The team conducted a benchmark survey in Q2, 2021 to understand how companies are currently working with key elements of article 117, including documentation requirements for Notified Body Opinion review, application of General Safety and Performance Requirements to device components and strategies for determining substantial post approval changes. The results of the survey have been incorporated into a position paper which will describe MedTech member experiences and concerns when working with article 117. The position paper is due to be published by end of Q4, 2021.
The team is also preparing to write an Article 117 implementation good Practice guide to help companies to streamline their device submission processes. This guide is due to be published by the end of Q2, 2022.
Essential Performance Requirements for device specification-setting
There is no consensus view on how to interpret and apply EPR guidance. This means that licence holders and regulatory reviewers have significant freedom to interpret EPRs, which can lead to situations where regulatory agencies request additional EPRs in a submission that were not required for a previous molecule in the same delivery device. The goal for this workstream is to agree to a standard approach for the interpretation and classification of EPRs.
The team has been investigating how company approaches differ when it comes to the application of Essential Performance Requirements (FDA) to injectable combination products. A report outlining the team’s observations is due to be published in Q1, 2022.

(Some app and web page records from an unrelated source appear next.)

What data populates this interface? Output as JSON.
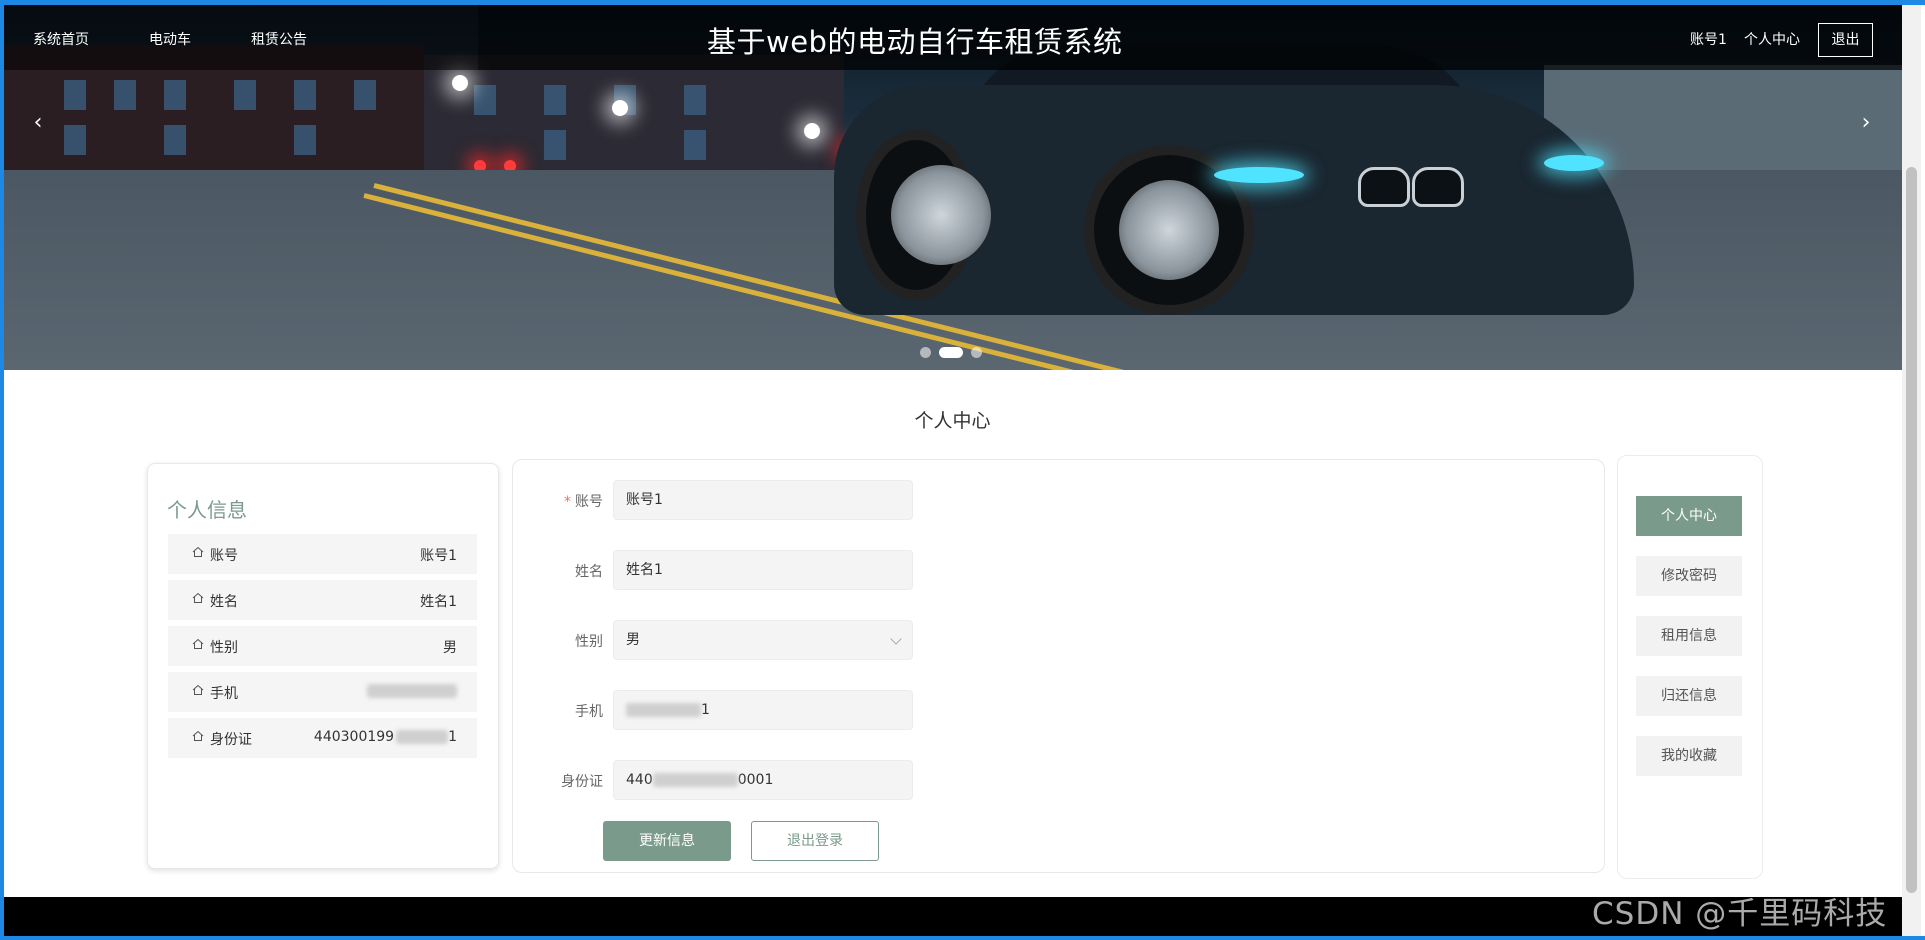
{
  "nav": {
    "items": [
      {
        "label": "系统首页"
      },
      {
        "label": "电动车"
      },
      {
        "label": "租赁公告"
      }
    ],
    "site_title": "基于web的电动自行车租赁系统",
    "account": "账号1",
    "personal_center": "个人中心",
    "logout": "退出"
  },
  "carousel": {
    "slides": 3,
    "active_index": 1
  },
  "page_title": "个人中心",
  "info_card": {
    "title": "个人信息",
    "rows": [
      {
        "label": "账号",
        "value": "账号1"
      },
      {
        "label": "姓名",
        "value": "姓名1"
      },
      {
        "label": "性别",
        "value": "男"
      },
      {
        "label": "手机",
        "value": ""
      },
      {
        "label": "身份证",
        "value": "440300199"
      }
    ]
  },
  "form": {
    "fields": {
      "account": {
        "label": "账号",
        "value": "账号1",
        "required": true
      },
      "name": {
        "label": "姓名",
        "value": "姓名1"
      },
      "gender": {
        "label": "性别",
        "value": "男"
      },
      "phone": {
        "label": "手机",
        "value_prefix": "",
        "value_suffix": "1"
      },
      "idcard": {
        "label": "身份证",
        "value_prefix": "440",
        "value_suffix": "0001"
      }
    },
    "update_button": "更新信息",
    "logout_button": "退出登录"
  },
  "side_menu": {
    "items": [
      {
        "label": "个人中心",
        "active": true
      },
      {
        "label": "修改密码"
      },
      {
        "label": "租用信息"
      },
      {
        "label": "归还信息"
      },
      {
        "label": "我的收藏"
      }
    ]
  },
  "watermark": "CSDN @千里码科技",
  "colors": {
    "accent": "#7a9a8b",
    "title_accent": "#7b9a8c",
    "required": "#f56c6c"
  }
}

In addition, the team is planning to produce a BioPhorum response to FDA’s pending draft EPR guideline.